If you live in Hull or have ever visited it then you’ve no
doubt seen the East Riding city’s biggest piece of public artwork; the iconic
Three Ships mosaic which overlooks the junction of King Edward Street and
Jameson Street and which was installed by us in 1963.
Artist Alan Boyson was commissioned by the Hull & East
Riding Co-operative Society to design the striking installation on the front of
its new department store as a way of celebrating Hull's long maritime history. It bears the Latin motto “res per industriam prosperae” (the
success of industry) and spells HULL in the ships’ masts.
The building, which also hosted a nightclub for a few years,
was vacated by the Co-op in 1984 and it was converted into a BHS store in 1985
but has remained vacant since the retail chain’s collapse in 2016. Since then
plans have been drawn up to redevelop the area.
Thankfully Hull City Council has made a commitment to make the
iconic mosaic a central feature of the £130m Albion Square development which will
include shops, restaurants and apartments.
If you want your own Three Ships mural, then the recipe is; first
take a 66ft x 64ft concrete screen and add 4,224 foot square slabs each made up
of 225 tiny cubes of coloured Italian glass – that’s 950,400 in total!
The mural was fixed in one of the first modified
cement-based adhesives. Up to that point in time all fixing was either in sand and cement or an organic solvent-based adhesive such as Richafix, which wasn’t suitable for exterior work.
The modifier used was probably Modocol E600, which was
a powder that was mixed with neat cement to make a cement-based adhesive. It
was made obsolete when dry powder adhesives came on the scene; the BAL products
from Building Adhesives were one of the first.
In May 2007 the mural was locally listed by Hull City
Council, who described it as a "superb example of modern public art".

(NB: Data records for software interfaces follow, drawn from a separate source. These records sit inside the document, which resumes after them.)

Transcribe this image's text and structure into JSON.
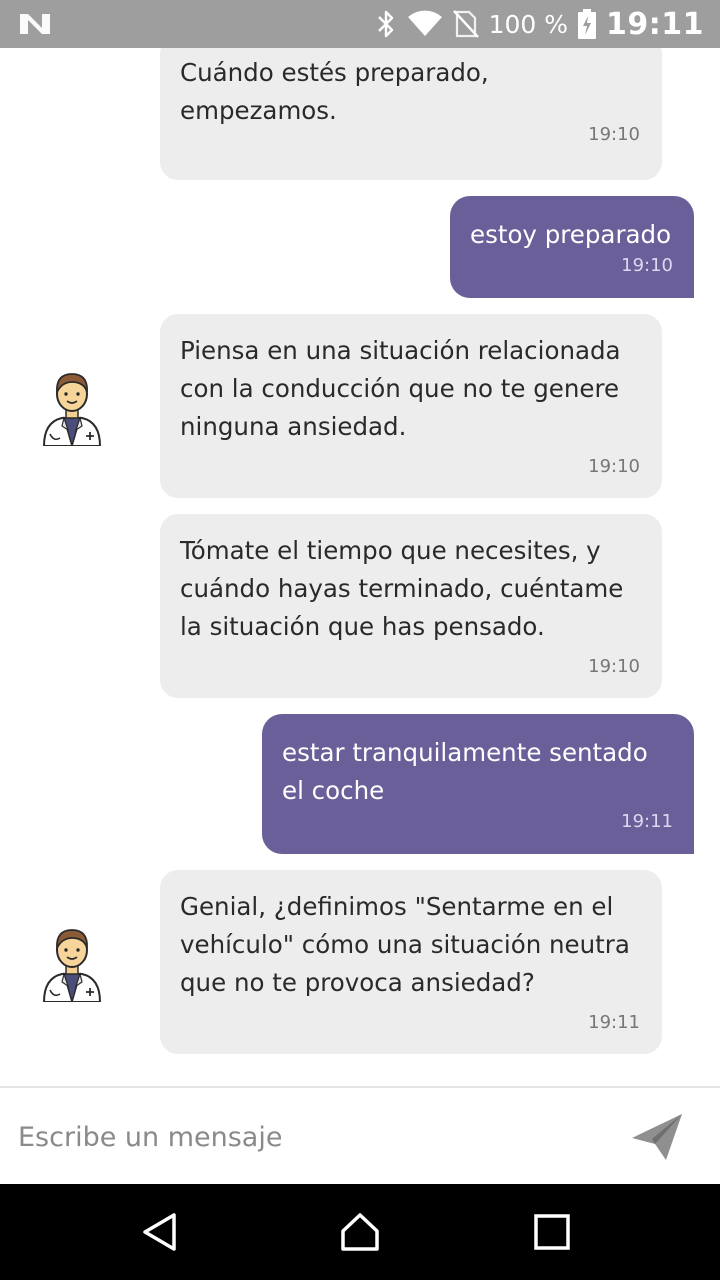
{
  "status_bar": {
    "battery": "100 %",
    "time": "19:11",
    "icons": [
      "notification-n-icon",
      "bluetooth-icon",
      "wifi-icon",
      "no-sim-icon",
      "battery-charging-icon"
    ]
  },
  "messages": [
    {
      "sender": "bot",
      "text": "Cuándo estés preparado,\nempezamos.",
      "time": "19:10"
    },
    {
      "sender": "user",
      "text": "estoy preparado",
      "time": "19:10"
    },
    {
      "sender": "bot",
      "text": "Piensa en una situación relacionada\ncon la conducción que no te genere\nninguna ansiedad.",
      "time": "19:10"
    },
    {
      "sender": "bot",
      "text": "Tómate el tiempo que necesites, y\ncuándo hayas terminado, cuéntame\nla situación que has pensado.",
      "time": "19:10"
    },
    {
      "sender": "user",
      "text": "estar tranquilamente sentado\nel coche",
      "time": "19:11"
    },
    {
      "sender": "bot",
      "text": "Genial, ¿definimos \"Sentarme en el\nvehículo\" cómo una situación neutra\nque no te provoca ansiedad?",
      "time": "19:11"
    }
  ],
  "composer": {
    "placeholder": "Escribe un mensaje",
    "send_icon": "send-icon"
  },
  "nav_bar": {
    "icons": [
      "back-icon",
      "home-icon",
      "recents-icon"
    ]
  },
  "colors": {
    "user_bubble": "#6a5f99",
    "bot_bubble": "#ededed",
    "status_bar": "#9e9e9e"
  }
}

The designer of the mural, Alan Boyson, chiefly worked in
glass, ceramic and concrete, died aged 88 on 19 August this year after an